Given data Start Marker
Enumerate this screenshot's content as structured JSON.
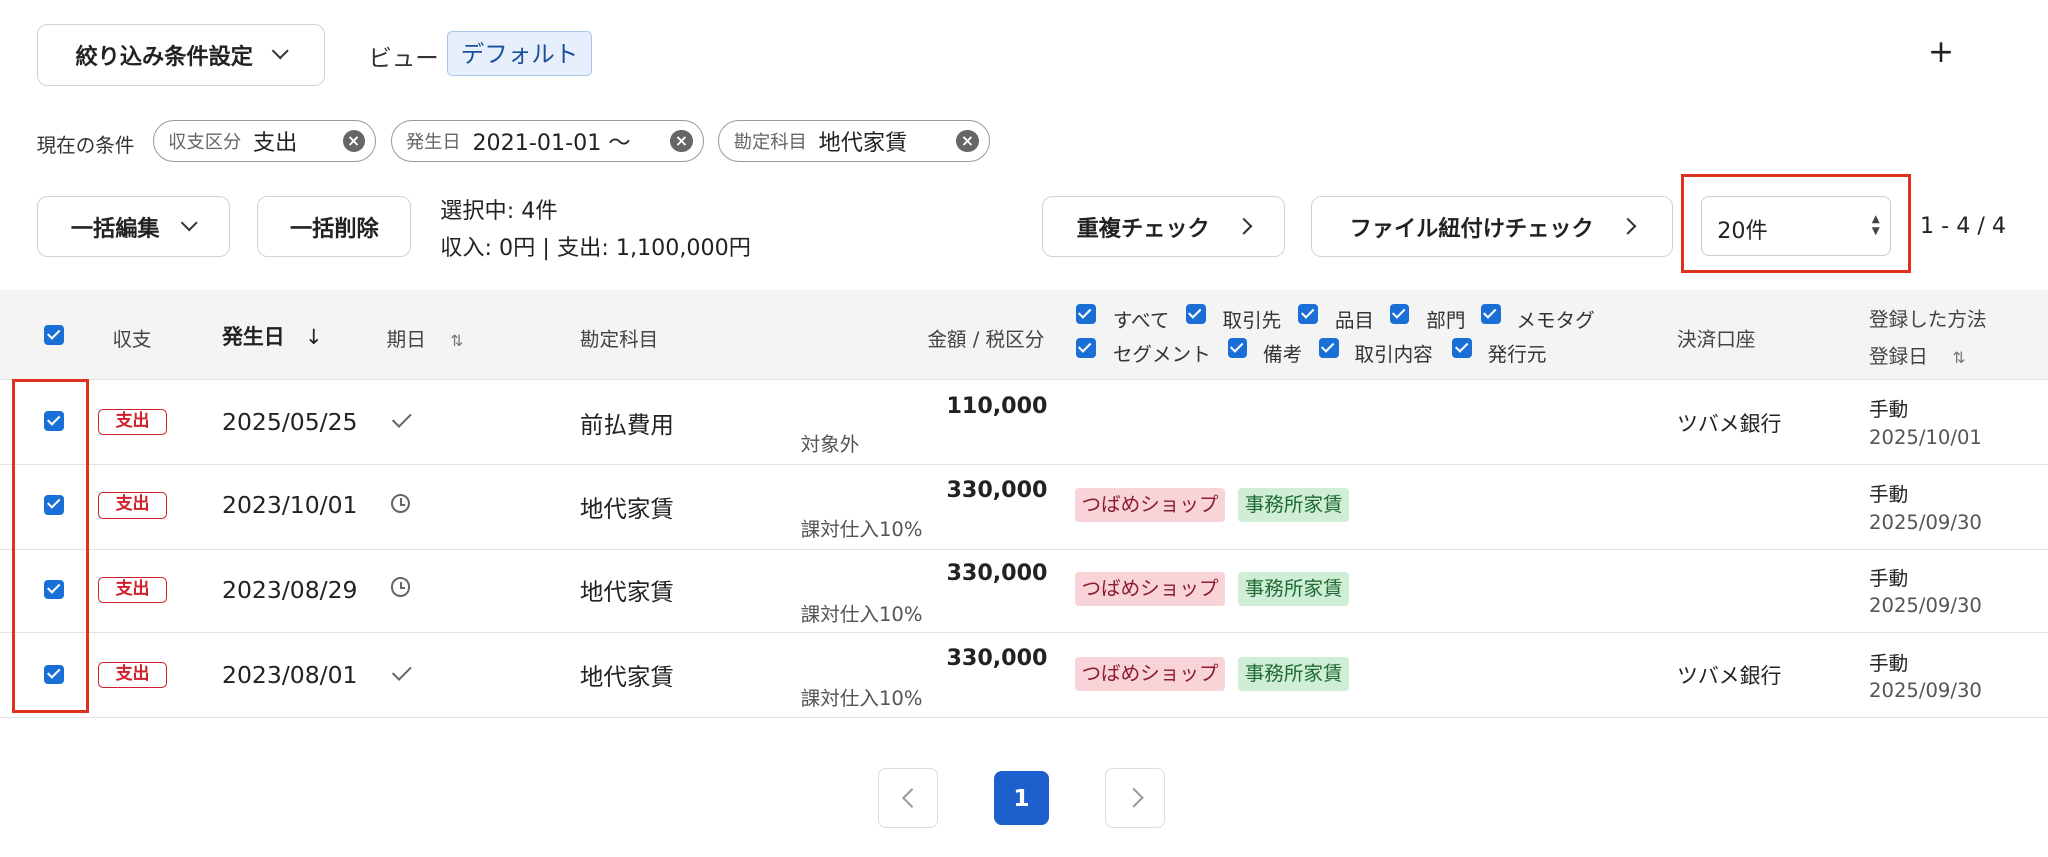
{
  "toolbar": {
    "filter_settings_label": "絞り込み条件設定",
    "view_label": "ビュー",
    "view_value": "デフォルト",
    "add_symbol": "+"
  },
  "conditions": {
    "label": "現在の条件",
    "chips": [
      {
        "key": "収支区分",
        "value": "支出"
      },
      {
        "key": "発生日",
        "value": "2021-01-01 〜"
      },
      {
        "key": "勘定科目",
        "value": "地代家賃"
      }
    ]
  },
  "actions": {
    "bulk_edit": "一括編集",
    "bulk_delete": "一括削除",
    "selected_text": "選択中: 4件",
    "summary_text": "収入: 0円 | 支出: 1,100,000円",
    "duplicate_check": "重複チェック",
    "file_link_check": "ファイル紐付けチェック",
    "page_size": "20件",
    "range_text": "1 - 4 / 4"
  },
  "table": {
    "headers": {
      "type": "収支",
      "date": "発生日",
      "due": "期日",
      "account": "勘定科目",
      "amount": "金額 / 税区分",
      "settlement": "決済口座",
      "method": "登録した方法",
      "registered": "登録日"
    },
    "tag_options": [
      "すべて",
      "取引先",
      "品目",
      "部門",
      "メモタグ",
      "セグメント",
      "備考",
      "取引内容",
      "発行元"
    ],
    "rows": [
      {
        "type": "支出",
        "date": "2025/05/25",
        "due_icon": "check-icon",
        "account": "前払費用",
        "amount": "110,000",
        "tax": "対象外",
        "partner": "",
        "item": "",
        "settlement": "ツバメ銀行",
        "method": "手動",
        "registered": "2025/10/01"
      },
      {
        "type": "支出",
        "date": "2023/10/01",
        "due_icon": "clock-icon",
        "account": "地代家賃",
        "amount": "330,000",
        "tax": "課対仕入10%",
        "partner": "つばめショップ",
        "item": "事務所家賃",
        "settlement": "",
        "method": "手動",
        "registered": "2025/09/30"
      },
      {
        "type": "支出",
        "date": "2023/08/29",
        "due_icon": "clock-icon",
        "account": "地代家賃",
        "amount": "330,000",
        "tax": "課対仕入10%",
        "partner": "つばめショップ",
        "item": "事務所家賃",
        "settlement": "",
        "method": "手動",
        "registered": "2025/09/30"
      },
      {
        "type": "支出",
        "date": "2023/08/01",
        "due_icon": "check-icon",
        "account": "地代家賃",
        "amount": "330,000",
        "tax": "課対仕入10%",
        "partner": "つばめショップ",
        "item": "事務所家賃",
        "settlement": "ツバメ銀行",
        "method": "手動",
        "registered": "2025/09/30"
      }
    ]
  },
  "pagination": {
    "current": "1"
  },
  "colors": {
    "accent": "#1a6fd6",
    "expense": "#d0202a",
    "highlight": "#e0301e",
    "partner_tag": "#f8d3d8",
    "item_tag": "#cfeed5"
  }
}
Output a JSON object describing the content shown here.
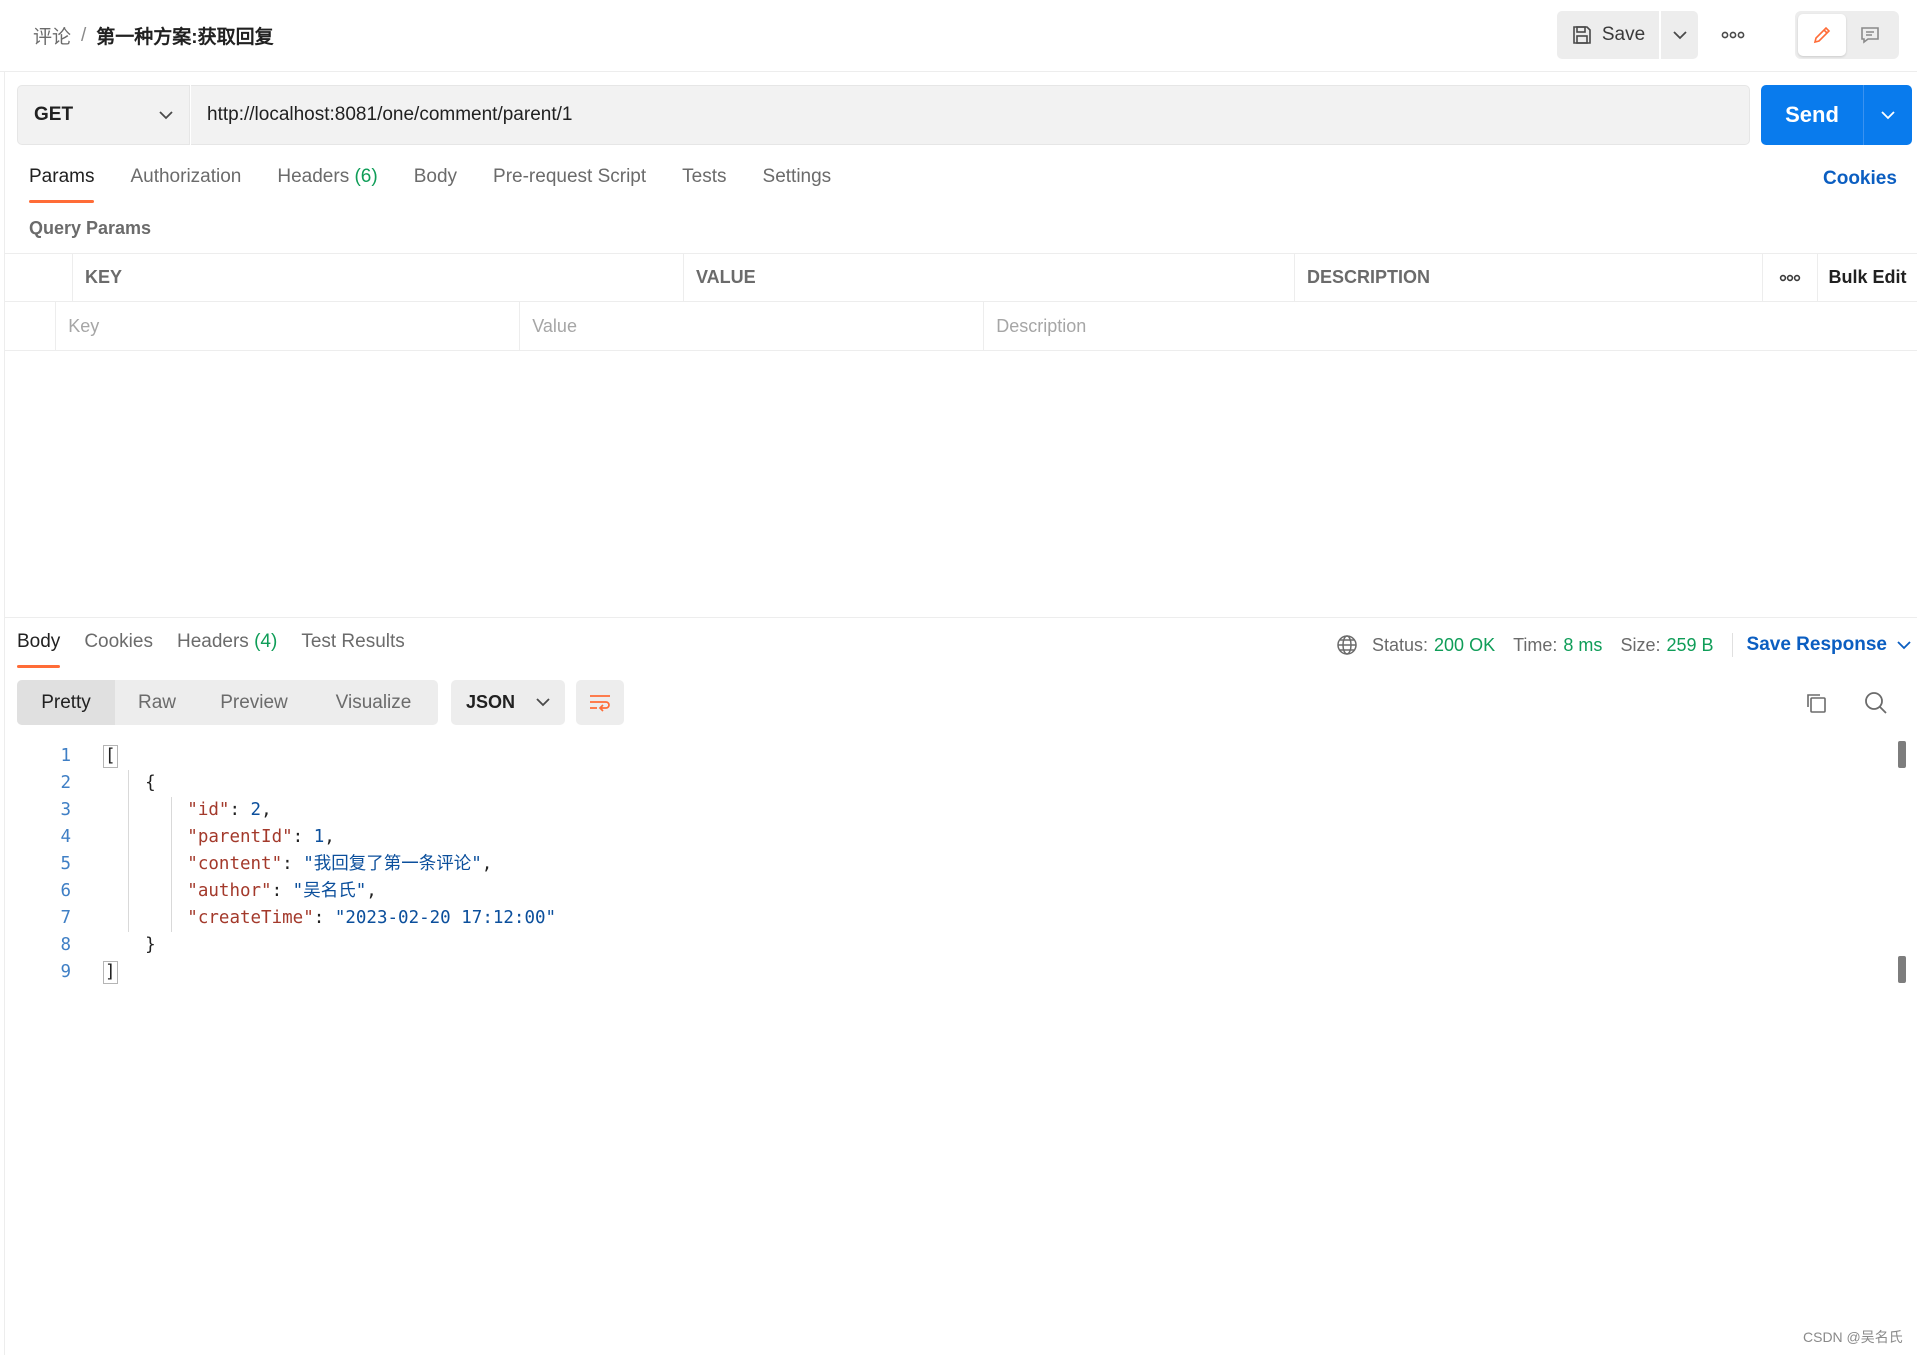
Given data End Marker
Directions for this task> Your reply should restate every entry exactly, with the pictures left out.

Solution to this problem>
Enumerate this screenshot's content as structured JSON.
{
  "toolbar": {
    "filter_settings_label": "絞り込み条件設定",
    "view_label": "ビュー",
    "view_value": "デフォルト",
    "add_symbol": "+"
  },
  "conditions": {
    "label": "現在の条件",
    "chips": [
      {
        "key": "収支区分",
        "value": "支出"
      },
      {
        "key": "発生日",
        "value": "2021-01-01 〜"
      },
      {
        "key": "勘定科目",
        "value": "地代家賃"
      }
    ]
  },
  "actions": {
    "bulk_edit": "一括編集",
    "bulk_delete": "一括削除",
    "selected_text": "選択中: 4件",
    "summary_text": "収入: 0円 | 支出: 1,100,000円",
    "duplicate_check": "重複チェック",
    "file_link_check": "ファイル紐付けチェック",
    "page_size": "20件",
    "range_text": "1 - 4 / 4"
  },
  "table": {
    "headers": {
      "type": "収支",
      "date": "発生日",
      "due": "期日",
      "account": "勘定科目",
      "amount": "金額 / 税区分",
      "settlement": "決済口座",
      "method": "登録した方法",
      "registered": "登録日"
    },
    "tag_options": [
      "すべて",
      "取引先",
      "品目",
      "部門",
      "メモタグ",
      "セグメント",
      "備考",
      "取引内容",
      "発行元"
    ],
    "rows": [
      {
        "type": "支出",
        "date": "2025/05/25",
        "due_icon": "check-icon",
        "account": "前払費用",
        "amount": "110,000",
        "tax": "対象外",
        "partner": "",
        "item": "",
        "settlement": "ツバメ銀行",
        "method": "手動",
        "registered": "2025/10/01"
      },
      {
        "type": "支出",
        "date": "2023/10/01",
        "due_icon": "clock-icon",
        "account": "地代家賃",
        "amount": "330,000",
        "tax": "課対仕入10%",
        "partner": "つばめショップ",
        "item": "事務所家賃",
        "settlement": "",
        "method": "手動",
        "registered": "2025/09/30"
      },
      {
        "type": "支出",
        "date": "2023/08/29",
        "due_icon": "clock-icon",
        "account": "地代家賃",
        "amount": "330,000",
        "tax": "課対仕入10%",
        "partner": "つばめショップ",
        "item": "事務所家賃",
        "settlement": "",
        "method": "手動",
        "registered": "2025/09/30"
      },
      {
        "type": "支出",
        "date": "2023/08/01",
        "due_icon": "check-icon",
        "account": "地代家賃",
        "amount": "330,000",
        "tax": "課対仕入10%",
        "partner": "つばめショップ",
        "item": "事務所家賃",
        "settlement": "ツバメ銀行",
        "method": "手動",
        "registered": "2025/09/30"
      }
    ]
  },
  "pagination": {
    "current": "1"
  },
  "colors": {
    "accent": "#1a6fd6",
    "expense": "#d0202a",
    "highlight": "#e0301e",
    "partner_tag": "#f8d3d8",
    "item_tag": "#cfeed5"
  }
}
Output a JSON object describing the content shown here.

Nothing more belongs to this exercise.